■ REQUIREMENT:
Your task is to give the entries back exactly, leaving nothing out.

■ INFORMATION:

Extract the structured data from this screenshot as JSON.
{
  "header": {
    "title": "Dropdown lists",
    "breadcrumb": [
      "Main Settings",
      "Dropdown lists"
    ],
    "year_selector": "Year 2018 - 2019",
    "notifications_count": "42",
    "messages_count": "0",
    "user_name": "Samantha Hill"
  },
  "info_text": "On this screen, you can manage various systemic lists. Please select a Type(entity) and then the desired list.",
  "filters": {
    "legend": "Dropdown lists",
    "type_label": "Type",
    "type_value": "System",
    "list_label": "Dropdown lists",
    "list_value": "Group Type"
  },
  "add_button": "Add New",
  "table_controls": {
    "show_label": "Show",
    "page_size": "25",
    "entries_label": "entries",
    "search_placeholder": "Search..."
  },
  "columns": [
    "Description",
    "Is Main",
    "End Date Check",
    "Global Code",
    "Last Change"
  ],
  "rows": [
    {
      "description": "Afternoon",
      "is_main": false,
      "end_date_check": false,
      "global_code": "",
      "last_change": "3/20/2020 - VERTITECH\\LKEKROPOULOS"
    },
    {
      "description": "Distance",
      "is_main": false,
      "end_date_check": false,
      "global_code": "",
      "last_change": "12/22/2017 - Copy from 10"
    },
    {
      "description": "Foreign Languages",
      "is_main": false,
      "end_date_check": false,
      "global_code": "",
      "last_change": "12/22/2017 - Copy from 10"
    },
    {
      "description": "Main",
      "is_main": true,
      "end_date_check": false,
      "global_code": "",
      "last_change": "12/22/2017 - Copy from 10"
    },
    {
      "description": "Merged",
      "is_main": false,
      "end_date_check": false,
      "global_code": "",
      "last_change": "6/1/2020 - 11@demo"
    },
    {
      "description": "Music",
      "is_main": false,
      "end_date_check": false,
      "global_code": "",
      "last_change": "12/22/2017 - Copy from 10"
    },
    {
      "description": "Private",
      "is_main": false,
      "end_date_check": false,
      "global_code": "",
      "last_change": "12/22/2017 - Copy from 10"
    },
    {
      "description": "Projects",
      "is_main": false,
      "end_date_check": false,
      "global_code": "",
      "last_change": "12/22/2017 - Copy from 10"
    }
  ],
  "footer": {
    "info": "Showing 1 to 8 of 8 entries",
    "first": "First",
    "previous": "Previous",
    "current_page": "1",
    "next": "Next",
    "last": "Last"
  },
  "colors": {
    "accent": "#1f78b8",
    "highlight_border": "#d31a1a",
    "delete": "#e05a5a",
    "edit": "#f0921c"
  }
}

■ SOLUTION FOR THIS TASK:
Extract the structured data from this screenshot as JSON.
{
  "header": {
    "title": "Dropdown lists",
    "breadcrumb": [
      "Main Settings",
      "Dropdown lists"
    ],
    "year_selector": "Year 2018 - 2019",
    "notifications_count": "42",
    "messages_count": "0",
    "user_name": "Samantha Hill"
  },
  "info_text": "On this screen, you can manage various systemic lists. Please select a Type(entity) and then the desired list.",
  "filters": {
    "legend": "Dropdown lists",
    "type_label": "Type",
    "type_value": "System",
    "list_label": "Dropdown lists",
    "list_value": "Group Type"
  },
  "add_button": "Add New",
  "table_controls": {
    "show_label": "Show",
    "page_size": "25",
    "entries_label": "entries",
    "search_placeholder": "Search..."
  },
  "columns": [
    "Description",
    "Is Main",
    "End Date Check",
    "Global Code",
    "Last Change"
  ],
  "rows": [
    {
      "description": "Afternoon",
      "is_main": false,
      "end_date_check": false,
      "global_code": "",
      "last_change": "3/20/2020 - VERTITECH\\LKEKROPOULOS"
    },
    {
      "description": "Distance",
      "is_main": false,
      "end_date_check": false,
      "global_code": "",
      "last_change": "12/22/2017 - Copy from 10"
    },
    {
      "description": "Foreign Languages",
      "is_main": false,
      "end_date_check": false,
      "global_code": "",
      "last_change": "12/22/2017 - Copy from 10"
    },
    {
      "description": "Main",
      "is_main": true,
      "end_date_check": false,
      "global_code": "",
      "last_change": "12/22/2017 - Copy from 10"
    },
    {
      "description": "Merged",
      "is_main": false,
      "end_date_check": false,
      "global_code": "",
      "last_change": "6/1/2020 - 11@demo"
    },
    {
      "description": "Music",
      "is_main": false,
      "end_date_check": false,
      "global_code": "",
      "last_change": "12/22/2017 - Copy from 10"
    },
    {
      "description": "Private",
      "is_main": false,
      "end_date_check": false,
      "global_code": "",
      "last_change": "12/22/2017 - Copy from 10"
    },
    {
      "description": "Projects",
      "is_main": false,
      "end_date_check": false,
      "global_code": "",
      "last_change": "12/22/2017 - Copy from 10"
    }
  ],
  "footer": {
    "info": "Showing 1 to 8 of 8 entries",
    "first": "First",
    "previous": "Previous",
    "current_page": "1",
    "next": "Next",
    "last": "Last"
  },
  "colors": {
    "accent": "#1f78b8",
    "highlight_border": "#d31a1a",
    "delete": "#e05a5a",
    "edit": "#f0921c"
  }
}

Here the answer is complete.